§ **Aim of the task**: The answer is a number and nothing else: the count of lines in these entries containing the word "name".

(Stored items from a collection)
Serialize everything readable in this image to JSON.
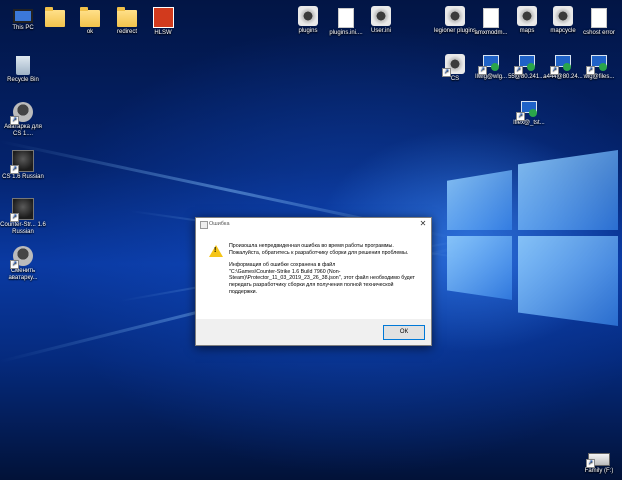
{
  "desktop": {
    "icons": [
      {
        "label": "This PC",
        "icon": "computer-icon"
      },
      {
        "label": "",
        "icon": "folder-icon"
      },
      {
        "label": "ok",
        "icon": "folder-icon"
      },
      {
        "label": "redirect",
        "icon": "folder-icon"
      },
      {
        "label": "HLSW",
        "icon": "hlsw-icon"
      },
      {
        "label": "plugins",
        "icon": "settings-file-icon"
      },
      {
        "label": "plugins.ini....",
        "icon": "text-file-icon"
      },
      {
        "label": "User.ini",
        "icon": "settings-file-icon"
      },
      {
        "label": "legioner plugins",
        "icon": "settings-file-icon"
      },
      {
        "label": "amxmodm...",
        "icon": "text-file-icon"
      },
      {
        "label": "maps",
        "icon": "settings-file-icon"
      },
      {
        "label": "mapcycle",
        "icon": "settings-file-icon"
      },
      {
        "label": "cshost error",
        "icon": "text-file-icon"
      },
      {
        "label": "Recycle Bin",
        "icon": "recycle-bin-icon"
      },
      {
        "label": "CS",
        "icon": "settings-file-icon"
      },
      {
        "label": "Ilwlg@wlg...",
        "icon": "network-shortcut-icon"
      },
      {
        "label": "55@80.241....",
        "icon": "network-shortcut-icon"
      },
      {
        "label": "a444@80.24...",
        "icon": "network-shortcut-icon"
      },
      {
        "label": "wlg@files...",
        "icon": "network-shortcut-icon"
      },
      {
        "label": "lflex@_tst...",
        "icon": "network-shortcut-icon"
      },
      {
        "label": "Аватарка для CS 1....",
        "icon": "avatar-icon"
      },
      {
        "label": "CS 1.6 Russian",
        "icon": "counter-strike-icon"
      },
      {
        "label": "Counter-Str... 1.6 Russian",
        "icon": "counter-strike-icon"
      },
      {
        "label": "Сменить аватарку...",
        "icon": "avatar-icon"
      },
      {
        "label": "Family (F:)",
        "icon": "drive-icon"
      }
    ]
  },
  "dialog": {
    "title": "Ошибка",
    "close_glyph": "✕",
    "message_line1": "Произошла непредвиденная ошибка во время работы программы.",
    "message_line2": "Пожалуйста, обратитесь к разработчику сборки для решения проблемы.",
    "info_line1": "Информация об ошибке сохранена в файл",
    "info_line2": "\"C:\\Games\\Counter-Strike 1.6 Build 7960 (Non-Steam)\\Protector_11_03_2019_23_26_38.json\", этот файл необходимо будет передать разработчику сборки для получения полной технической поддержки.",
    "ok_label": "ОК"
  }
}
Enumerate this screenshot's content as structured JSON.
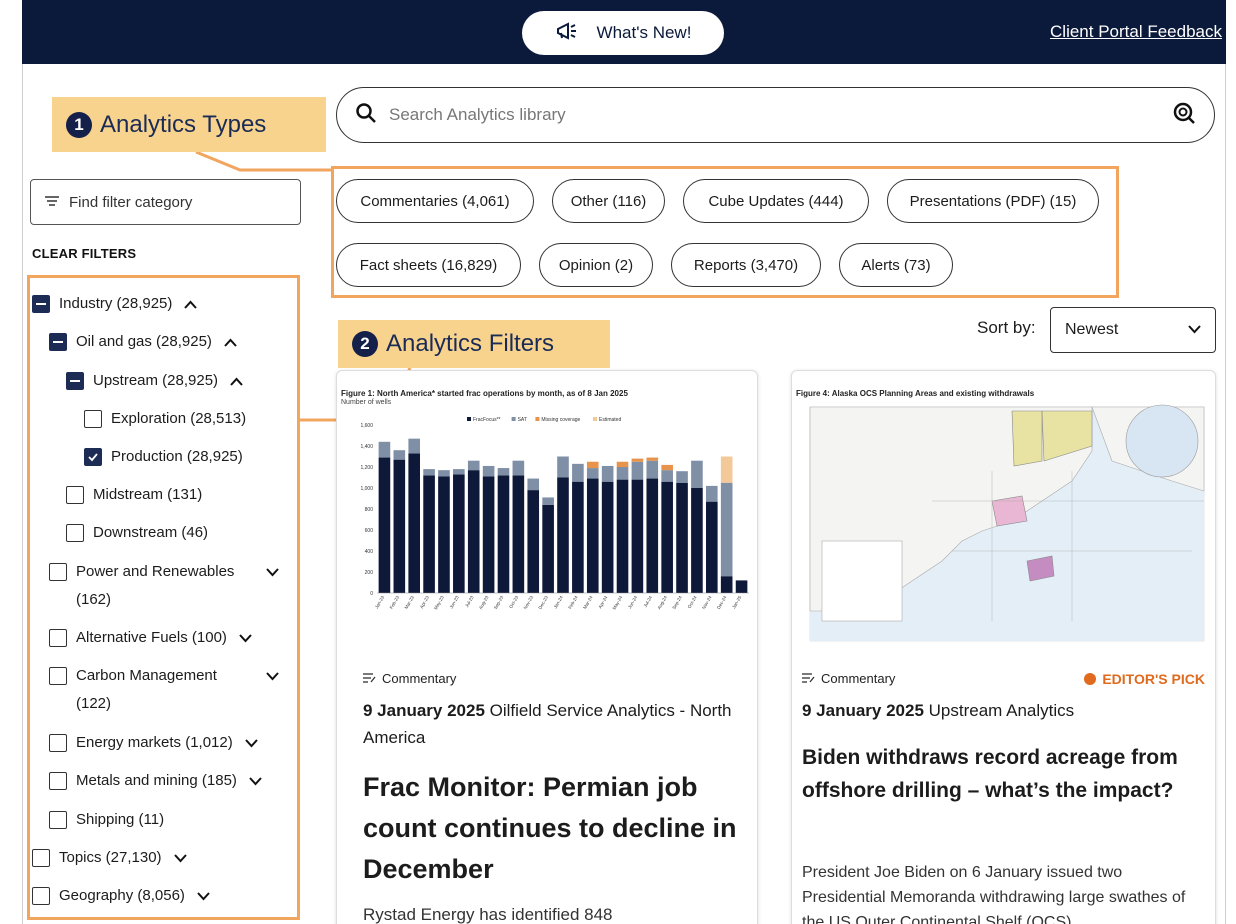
{
  "header": {
    "whats_new": "What's New!",
    "feedback": "Client Portal Feedback"
  },
  "search": {
    "placeholder": "Search Analytics library"
  },
  "callouts": [
    {
      "num": "1",
      "label": "Analytics Types"
    },
    {
      "num": "2",
      "label": "Analytics Filters"
    }
  ],
  "chips": [
    "Commentaries (4,061)",
    "Other (116)",
    "Cube Updates (444)",
    "Presentations (PDF) (15)",
    "Fact sheets (16,829)",
    "Opinion (2)",
    "Reports (3,470)",
    "Alerts (73)"
  ],
  "filters": {
    "find_placeholder": "Find filter category",
    "clear": "CLEAR FILTERS",
    "items": [
      {
        "label": "Industry (28,925)",
        "state": "minus",
        "chevron": "up"
      },
      {
        "label": "Oil and gas (28,925)",
        "state": "minus",
        "chevron": "up"
      },
      {
        "label": "Upstream (28,925)",
        "state": "minus",
        "chevron": "up"
      },
      {
        "label": "Exploration (28,513)",
        "state": "unchecked",
        "chevron": ""
      },
      {
        "label": "Production (28,925)",
        "state": "checked",
        "chevron": ""
      },
      {
        "label": "Midstream (131)",
        "state": "unchecked",
        "chevron": ""
      },
      {
        "label": "Downstream (46)",
        "state": "unchecked",
        "chevron": ""
      },
      {
        "label": "Power and Renewables (162)",
        "state": "unchecked",
        "chevron": "down"
      },
      {
        "label": "Alternative Fuels (100)",
        "state": "unchecked",
        "chevron": "down"
      },
      {
        "label": "Carbon Management (122)",
        "state": "unchecked",
        "chevron": "down"
      },
      {
        "label": "Energy markets (1,012)",
        "state": "unchecked",
        "chevron": "down"
      },
      {
        "label": "Metals and mining (185)",
        "state": "unchecked",
        "chevron": "down"
      },
      {
        "label": "Shipping (11)",
        "state": "unchecked",
        "chevron": ""
      },
      {
        "label": "Topics (27,130)",
        "state": "unchecked",
        "chevron": "down"
      },
      {
        "label": "Geography (8,056)",
        "state": "unchecked",
        "chevron": "down"
      }
    ]
  },
  "sort": {
    "label": "Sort by:",
    "value": "Newest"
  },
  "cards": [
    {
      "figure_title": "Figure 1: North America* started frac operations by month, as of 8 Jan 2025",
      "figure_sub": "Number of wells",
      "type": "Commentary",
      "date": "9 January 2025",
      "source": "Oilfield Service Analytics - North America",
      "title": "Frac Monitor: Permian job count continues to decline in December",
      "body": "Rystad Energy has identified 848"
    },
    {
      "figure_title": "Figure 4: Alaska OCS Planning Areas and existing withdrawals",
      "type": "Commentary",
      "editor_pick": "EDITOR'S PICK",
      "date": "9 January 2025",
      "source": "Upstream Analytics",
      "title": "Biden withdraws record acreage from offshore drilling – what’s the impact?",
      "body": "President Joe Biden on 6 January issued two Presidential Memoranda withdrawing large swathes of the US Outer Continental Shelf (OCS)"
    }
  ],
  "chart_data": {
    "type": "bar",
    "title": "Figure 1: North America* started frac operations by month, as of 8 Jan 2025",
    "ylabel": "Number of wells",
    "ylim": [
      0,
      1600
    ],
    "legend": [
      "FracFocus**",
      "SAT",
      "Missing coverage",
      "Estimated"
    ],
    "categories": [
      "Jan-23",
      "Feb-23",
      "Mar-23",
      "Apr-23",
      "May-23",
      "Jun-23",
      "Jul-23",
      "Aug-23",
      "Sep-23",
      "Oct-23",
      "Nov-23",
      "Dec-23",
      "Jan-24",
      "Feb-24",
      "Mar-24",
      "Apr-24",
      "May-24",
      "Jun-24",
      "Jul-24",
      "Aug-24",
      "Sep-24",
      "Oct-24",
      "Nov-24",
      "Dec-24",
      "Jan-25"
    ],
    "series": [
      {
        "name": "FracFocus**",
        "values": [
          1290,
          1270,
          1330,
          1120,
          1110,
          1130,
          1170,
          1110,
          1120,
          1120,
          980,
          840,
          1100,
          1060,
          1090,
          1060,
          1080,
          1080,
          1090,
          1060,
          1050,
          1000,
          870,
          160,
          120
        ]
      },
      {
        "name": "SAT",
        "values": [
          150,
          90,
          140,
          60,
          60,
          50,
          90,
          100,
          70,
          140,
          110,
          70,
          200,
          170,
          100,
          150,
          120,
          170,
          170,
          110,
          110,
          260,
          150,
          890,
          0
        ]
      },
      {
        "name": "Missing coverage",
        "values": [
          0,
          0,
          0,
          0,
          0,
          0,
          0,
          0,
          0,
          0,
          0,
          0,
          0,
          0,
          60,
          0,
          50,
          30,
          30,
          50,
          0,
          0,
          0,
          0,
          0
        ]
      },
      {
        "name": "Estimated",
        "values": [
          0,
          0,
          0,
          0,
          0,
          0,
          0,
          0,
          0,
          0,
          0,
          0,
          0,
          0,
          0,
          0,
          0,
          0,
          0,
          0,
          0,
          0,
          0,
          250,
          0
        ]
      }
    ]
  }
}
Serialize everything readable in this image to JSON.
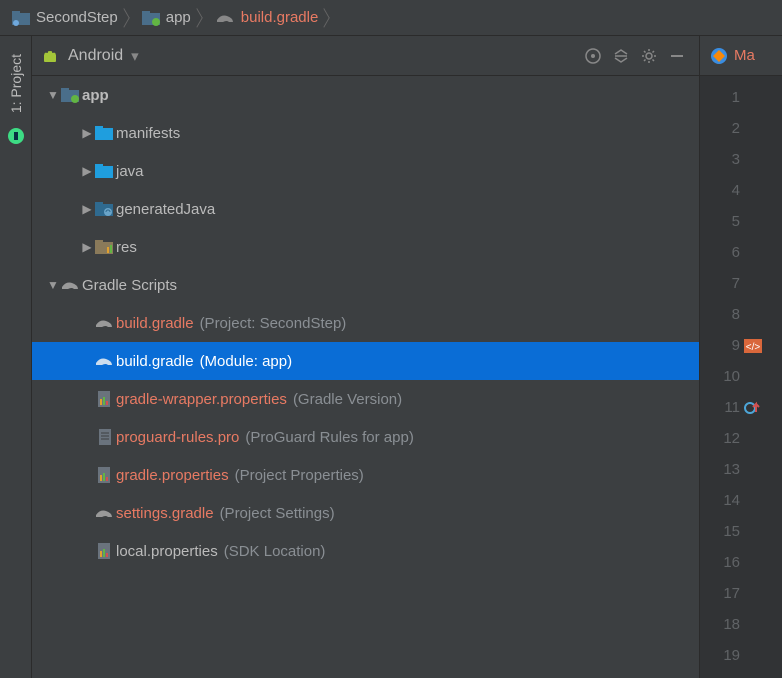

§ **Answer section**: 4